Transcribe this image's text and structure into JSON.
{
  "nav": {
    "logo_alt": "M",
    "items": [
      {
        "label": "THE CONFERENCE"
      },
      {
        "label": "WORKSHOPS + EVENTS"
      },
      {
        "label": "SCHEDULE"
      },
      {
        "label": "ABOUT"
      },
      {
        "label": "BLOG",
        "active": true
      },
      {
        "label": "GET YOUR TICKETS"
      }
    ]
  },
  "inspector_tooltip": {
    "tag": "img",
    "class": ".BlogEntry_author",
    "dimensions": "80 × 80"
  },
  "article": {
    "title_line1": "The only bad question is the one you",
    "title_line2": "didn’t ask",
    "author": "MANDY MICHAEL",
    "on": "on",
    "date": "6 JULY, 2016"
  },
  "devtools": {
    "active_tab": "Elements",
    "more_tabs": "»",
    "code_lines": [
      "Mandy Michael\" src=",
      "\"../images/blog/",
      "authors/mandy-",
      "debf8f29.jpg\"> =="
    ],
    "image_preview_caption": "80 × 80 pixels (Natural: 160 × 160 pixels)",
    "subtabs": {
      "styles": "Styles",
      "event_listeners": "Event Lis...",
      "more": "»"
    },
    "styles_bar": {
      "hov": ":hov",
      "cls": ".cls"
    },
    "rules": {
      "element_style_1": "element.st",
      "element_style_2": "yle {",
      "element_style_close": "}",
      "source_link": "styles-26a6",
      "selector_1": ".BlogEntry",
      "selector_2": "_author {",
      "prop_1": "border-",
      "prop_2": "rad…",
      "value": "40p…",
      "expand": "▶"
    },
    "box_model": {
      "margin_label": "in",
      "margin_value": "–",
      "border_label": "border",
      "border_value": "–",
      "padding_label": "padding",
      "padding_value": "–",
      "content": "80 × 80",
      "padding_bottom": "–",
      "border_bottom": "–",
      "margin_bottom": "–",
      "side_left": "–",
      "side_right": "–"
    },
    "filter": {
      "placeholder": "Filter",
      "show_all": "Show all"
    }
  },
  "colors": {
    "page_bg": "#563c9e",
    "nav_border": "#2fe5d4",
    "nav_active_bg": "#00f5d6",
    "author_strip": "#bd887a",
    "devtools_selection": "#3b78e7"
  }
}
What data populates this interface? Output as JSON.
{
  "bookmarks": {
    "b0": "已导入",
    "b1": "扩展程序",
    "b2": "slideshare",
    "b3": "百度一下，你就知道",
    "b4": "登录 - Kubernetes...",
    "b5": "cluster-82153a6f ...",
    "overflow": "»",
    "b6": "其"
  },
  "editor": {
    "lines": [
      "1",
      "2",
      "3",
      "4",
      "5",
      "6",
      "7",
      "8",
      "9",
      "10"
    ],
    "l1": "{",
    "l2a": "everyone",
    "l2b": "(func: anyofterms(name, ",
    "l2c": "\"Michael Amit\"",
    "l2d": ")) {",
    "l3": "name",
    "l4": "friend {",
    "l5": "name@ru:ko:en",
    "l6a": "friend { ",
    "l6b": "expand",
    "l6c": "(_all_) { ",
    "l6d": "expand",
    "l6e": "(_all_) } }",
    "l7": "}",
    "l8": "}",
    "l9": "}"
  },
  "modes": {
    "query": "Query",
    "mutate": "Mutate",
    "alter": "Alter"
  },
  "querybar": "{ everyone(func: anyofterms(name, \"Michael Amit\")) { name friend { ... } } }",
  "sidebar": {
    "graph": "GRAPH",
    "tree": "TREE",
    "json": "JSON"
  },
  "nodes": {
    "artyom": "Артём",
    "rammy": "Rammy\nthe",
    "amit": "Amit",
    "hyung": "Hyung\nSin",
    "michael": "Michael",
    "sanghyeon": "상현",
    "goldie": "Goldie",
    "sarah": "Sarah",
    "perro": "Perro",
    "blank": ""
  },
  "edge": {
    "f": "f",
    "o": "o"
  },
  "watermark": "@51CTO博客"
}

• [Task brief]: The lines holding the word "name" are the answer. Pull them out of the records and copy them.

• [Answer box]:
    "l2b": "(func: anyofterms(name, ",
    "l3": "name",
    "l5": "name@ru:ko:en",
  "querybar": "{ everyone(func: anyofterms(name, \"Michael Amit\")) { name friend { ... } } }",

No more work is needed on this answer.